For established online classified sites such as Autotrader.com, Cars.com, Edmunds.com, or KBB.com, Google Cars could prove to be a serious headache. I would not have wanted to work at Yelp.com the day Google announced third-party reviews would no longer be shown in their review lists…What I’m more interested in, however, is how it will effect dealerships themselves.
Google Cars is still in beta, and only time will tell whether or not it will benefit car dealers. But you can already check it out for yourself by visiting www.google.com/cars. Obviously, unless you’re in the Bay Area, there won’t be any vehicles in your area, but you will be able to check out the service and see how it works.

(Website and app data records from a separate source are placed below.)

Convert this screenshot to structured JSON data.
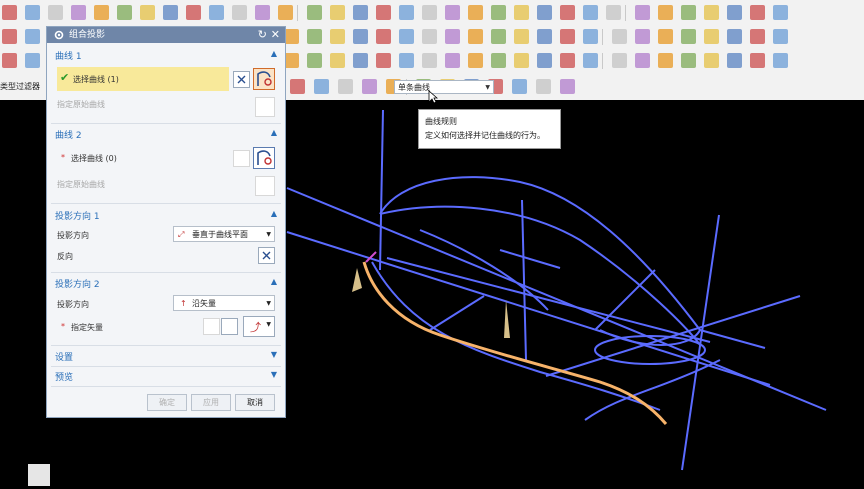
{
  "toolbar": {
    "filter_label": "类型过滤器",
    "rule_select_value": "单条曲线"
  },
  "tooltip": {
    "title": "曲线规则",
    "description": "定义如何选择并记住曲线的行为。"
  },
  "dialog": {
    "title": "组合投影",
    "group_curve1": {
      "header": "曲线 1",
      "select_label": "选择曲线 (1)",
      "origin_label": "指定原始曲线"
    },
    "group_curve2": {
      "header": "曲线 2",
      "select_label": "选择曲线 (0)",
      "origin_label": "指定原始曲线"
    },
    "group_dir1": {
      "header": "投影方向 1",
      "direction_label": "投影方向",
      "direction_value": "垂直于曲线平面",
      "reverse_label": "反向"
    },
    "group_dir2": {
      "header": "投影方向 2",
      "direction_label": "投影方向",
      "direction_value": "沿矢量",
      "vector_label": "指定矢量"
    },
    "settings_label": "设置",
    "preview_label": "预览",
    "ok_label": "确定",
    "apply_label": "应用",
    "cancel_label": "取消"
  },
  "colors": {
    "curve": "#5b6bff",
    "selected_curve": "#f7b36a",
    "viewport_bg": "#000000",
    "dialog_title_bg": "#6f86a8",
    "highlight_row": "#f8e99a",
    "link_blue": "#2a6fb8"
  },
  "icons": [
    "gear-icon",
    "reset-icon",
    "close-icon",
    "check-icon",
    "curve-select-icon",
    "vector-icon",
    "dropdown-icon",
    "cursor-icon"
  ]
}
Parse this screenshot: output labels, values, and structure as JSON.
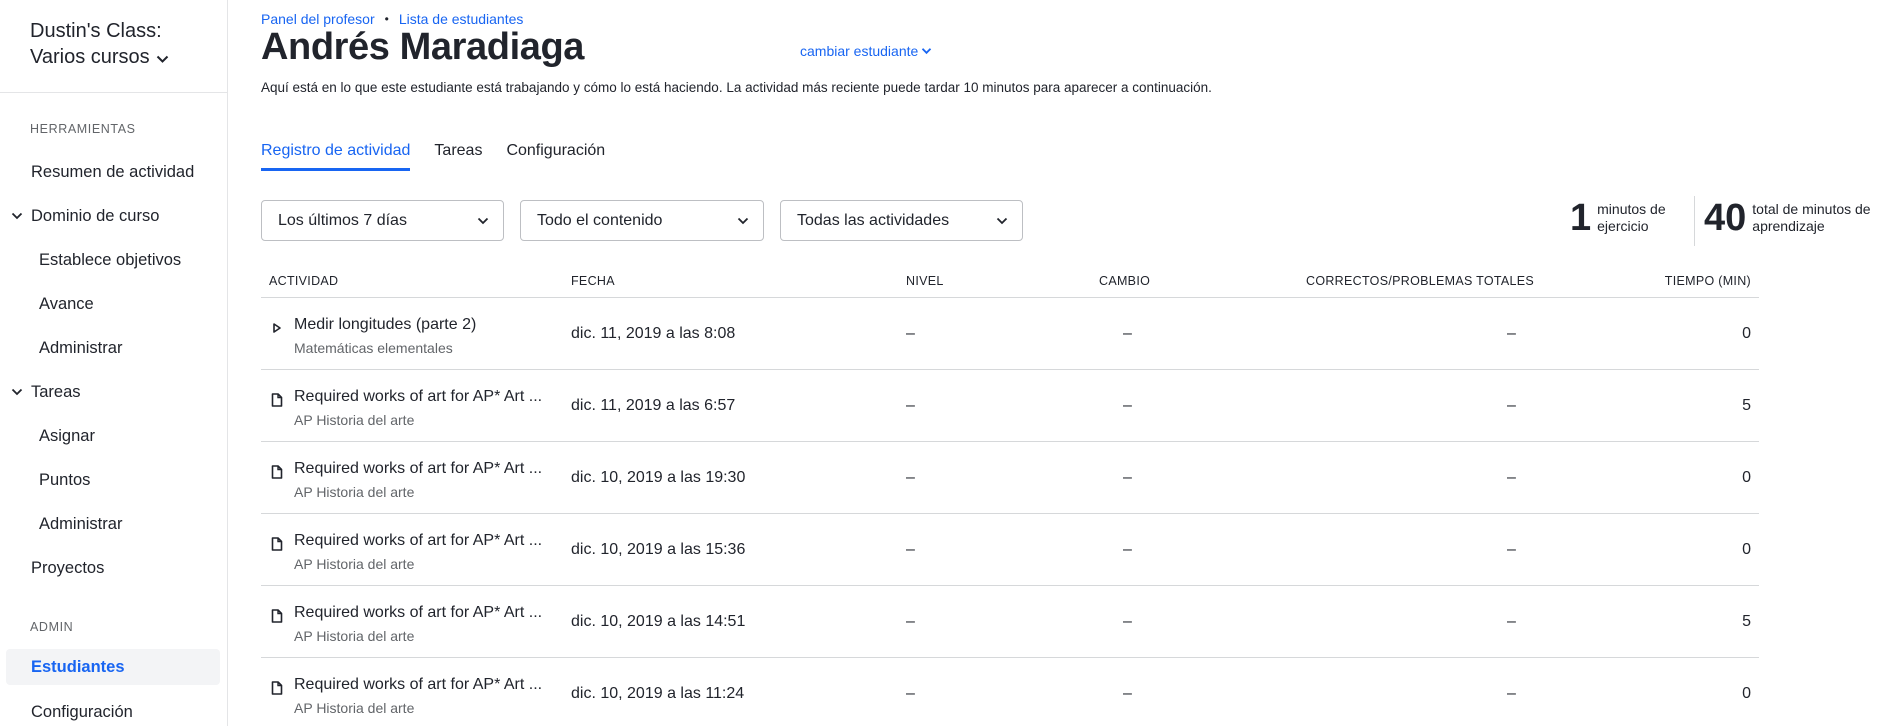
{
  "sidebar": {
    "class_name": "Dustin's Class: Varios cursos",
    "sections": [
      {
        "label": "HERRAMIENTAS"
      },
      {
        "label": "ADMIN"
      }
    ],
    "items": {
      "resumen": "Resumen de actividad",
      "dominio": "Dominio de curso",
      "objetivos": "Establece objetivos",
      "avance": "Avance",
      "administrar1": "Administrar",
      "tareas": "Tareas",
      "asignar": "Asignar",
      "puntos": "Puntos",
      "administrar2": "Administrar",
      "proyectos": "Proyectos",
      "estudiantes": "Estudiantes",
      "configuracion": "Configuración"
    }
  },
  "breadcrumb": [
    "Panel del profesor",
    "Lista de estudiantes"
  ],
  "student": {
    "name": "Andrés Maradiaga",
    "change_label": "cambiar estudiante"
  },
  "description": "Aquí está en lo que este estudiante está trabajando y cómo lo está haciendo. La actividad más reciente puede tardar 10 minutos para aparecer a continuación.",
  "tabs": [
    {
      "label": "Registro de actividad",
      "active": true
    },
    {
      "label": "Tareas",
      "active": false
    },
    {
      "label": "Configuración",
      "active": false
    }
  ],
  "filters": {
    "period": "Los últimos 7 días",
    "content": "Todo el contenido",
    "activities": "Todas las actividades"
  },
  "stats": {
    "exercise_minutes": "1",
    "exercise_label": "minutos de ejercicio",
    "learning_minutes": "40",
    "learning_label": "total de minutos de aprendizaje"
  },
  "table": {
    "headers": {
      "activity": "ACTIVIDAD",
      "date": "FECHA",
      "level": "NIVEL",
      "change": "CAMBIO",
      "correct": "CORRECTOS/PROBLEMAS TOTALES",
      "time": "TIEMPO (MIN)"
    },
    "rows": [
      {
        "icon": "video-play-icon",
        "title": "Medir longitudes (parte 2)",
        "course": "Matemáticas elementales",
        "date": "dic. 11, 2019 a las 8:08",
        "level": "–",
        "change": "–",
        "correct": "–",
        "time": "0"
      },
      {
        "icon": "article-icon",
        "title": "Required works of art for AP* Art ...",
        "course": "AP Historia del arte",
        "date": "dic. 11, 2019 a las 6:57",
        "level": "–",
        "change": "–",
        "correct": "–",
        "time": "5"
      },
      {
        "icon": "article-icon",
        "title": "Required works of art for AP* Art ...",
        "course": "AP Historia del arte",
        "date": "dic. 10, 2019 a las 19:30",
        "level": "–",
        "change": "–",
        "correct": "–",
        "time": "0"
      },
      {
        "icon": "article-icon",
        "title": "Required works of art for AP* Art ...",
        "course": "AP Historia del arte",
        "date": "dic. 10, 2019 a las 15:36",
        "level": "–",
        "change": "–",
        "correct": "–",
        "time": "0"
      },
      {
        "icon": "article-icon",
        "title": "Required works of art for AP* Art ...",
        "course": "AP Historia del arte",
        "date": "dic. 10, 2019 a las 14:51",
        "level": "–",
        "change": "–",
        "correct": "–",
        "time": "5"
      },
      {
        "icon": "article-icon",
        "title": "Required works of art for AP* Art ...",
        "course": "AP Historia del arte",
        "date": "dic. 10, 2019 a las 11:24",
        "level": "–",
        "change": "–",
        "correct": "–",
        "time": "0"
      }
    ]
  },
  "colors": {
    "accent": "#1865f2",
    "text": "#21242c",
    "muted": "#626569",
    "border": "#d6d8da",
    "active_bg": "#f3f4f6"
  }
}
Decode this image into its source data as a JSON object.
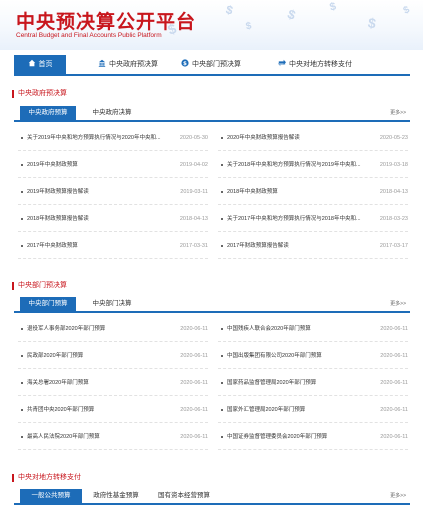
{
  "header": {
    "title": "中央预决算公开平台",
    "subtitle": "Central Budget and Final Accounts Public Platform",
    "colors": {
      "brand_red": "#c8161d",
      "accent_blue": "#1d6cb8"
    }
  },
  "nav": [
    {
      "label": "首页",
      "icon": "home-icon"
    },
    {
      "label": "中央政府预决算",
      "icon": "building-icon"
    },
    {
      "label": "中央部门预决算",
      "icon": "dollar-circle-icon"
    },
    {
      "label": "中央对地方转移支付",
      "icon": "transfer-icon"
    }
  ],
  "sections": {
    "gov": {
      "title": "中央政府预决算",
      "tabs": [
        "中央政府预算",
        "中央政府决算"
      ],
      "more": "更多>>",
      "rows": [
        [
          {
            "text": "关于2019年中央和地方预算执行情况与2020年中央和...",
            "date": "2020-05-30"
          },
          {
            "text": "2020年中央财政预算报告解读",
            "date": "2020-05-23"
          }
        ],
        [
          {
            "text": "2019年中央财政预算",
            "date": "2019-04-02"
          },
          {
            "text": "关于2018年中央和地方预算执行情况与2019年中央和...",
            "date": "2019-03-18"
          }
        ],
        [
          {
            "text": "2019年财政预算报告解读",
            "date": "2019-03-11"
          },
          {
            "text": "2018年中央财政预算",
            "date": "2018-04-13"
          }
        ],
        [
          {
            "text": "2018年财政预算报告解读",
            "date": "2018-04-13"
          },
          {
            "text": "关于2017年中央和地方预算执行情况与2018年中央和...",
            "date": "2018-03-23"
          }
        ],
        [
          {
            "text": "2017年中央财政预算",
            "date": "2017-03-31"
          },
          {
            "text": "2017年财政预算报告解读",
            "date": "2017-03-17"
          }
        ]
      ]
    },
    "dept": {
      "title": "中央部门预决算",
      "tabs": [
        "中央部门预算",
        "中央部门决算"
      ],
      "more": "更多>>",
      "rows": [
        [
          {
            "text": "退役军人事务部2020年部门预算",
            "date": "2020-06-11"
          },
          {
            "text": "中国残疾人联合会2020年部门预算",
            "date": "2020-06-11"
          }
        ],
        [
          {
            "text": "民政部2020年部门预算",
            "date": "2020-06-11"
          },
          {
            "text": "中国出版集团有限公司2020年部门预算",
            "date": "2020-06-11"
          }
        ],
        [
          {
            "text": "海关总署2020年部门预算",
            "date": "2020-06-11"
          },
          {
            "text": "国家药品监督管理局2020年部门预算",
            "date": "2020-06-11"
          }
        ],
        [
          {
            "text": "共青团中央2020年部门预算",
            "date": "2020-06-11"
          },
          {
            "text": "国家外汇管理局2020年部门预算",
            "date": "2020-06-11"
          }
        ],
        [
          {
            "text": "最高人民法院2020年部门预算",
            "date": "2020-06-11"
          },
          {
            "text": "中国证券监督管理委员会2020年部门预算",
            "date": "2020-06-11"
          }
        ]
      ]
    },
    "transfer": {
      "title": "中央对地方转移支付",
      "tabs": [
        "一般公共预算",
        "政府性基金预算",
        "国有资本经营预算"
      ],
      "more": "更多>>"
    }
  }
}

There is nothing very groundbreaking about Google Cars. Consumers can go to their site and choose the vehicle make, model, and year they’re interested in, as well as other characteristics like color, body style, and trim level. Then Google returns a list of available vehicles—we’ve seen this show before. What is different about Google Cars from most of the other online classified providers is that it allows consumers to create anonymous email addresses and phone numbers to contact the dealership. These email addresses and phone numbers will only work for a limited time, severely limiting the amount of useful information dealers receive about a lead, which makes collecting contact information from leads more important than ever.
Other classified sites, such as Craigslist, have offered this kind of anonymity before, but this is the first time it has been combined with easily sortable search results—and if there’s one thing Google does well, it’s search results! It remains to be seen whether consumers will embrace the anonymity Google Cars will provide, but with all the talk of privacy in the ether, it’s a good bet they will.
Dealers are very familiar with Google and it has become an integral part of the way dealerships find customers. After all Google is where 90 percent of consumers start their vehicle search and it accounts for over two-thirds of dealership website visits. How this will change is still unclear, but it is essential that dealers monitor their web traffic as Google Cars spreads throughout the country.
One thing that Google will not be doing with their new tool is writing content such as reviews and new model news, about the vehicles. That content will come from third-party sites—your website, for example—so stepping up your content marketing could be a good way to keep your dealership on top of the search results after Google Cars lands on the auto industry.
I say it could be a good way, because Google is very cagey about what its final plans are. Google reviews started out by aggregating content from review sites like Yelp and Urbanspoon, but now they only display results from Zagat (which Google acquired in 2011). Don’t be surprised if they have similar plans for the automotive industry.
Michael Bowen is the Editor in Chief of Dealer Marketing Magazine. To contact him, please email [email protected].0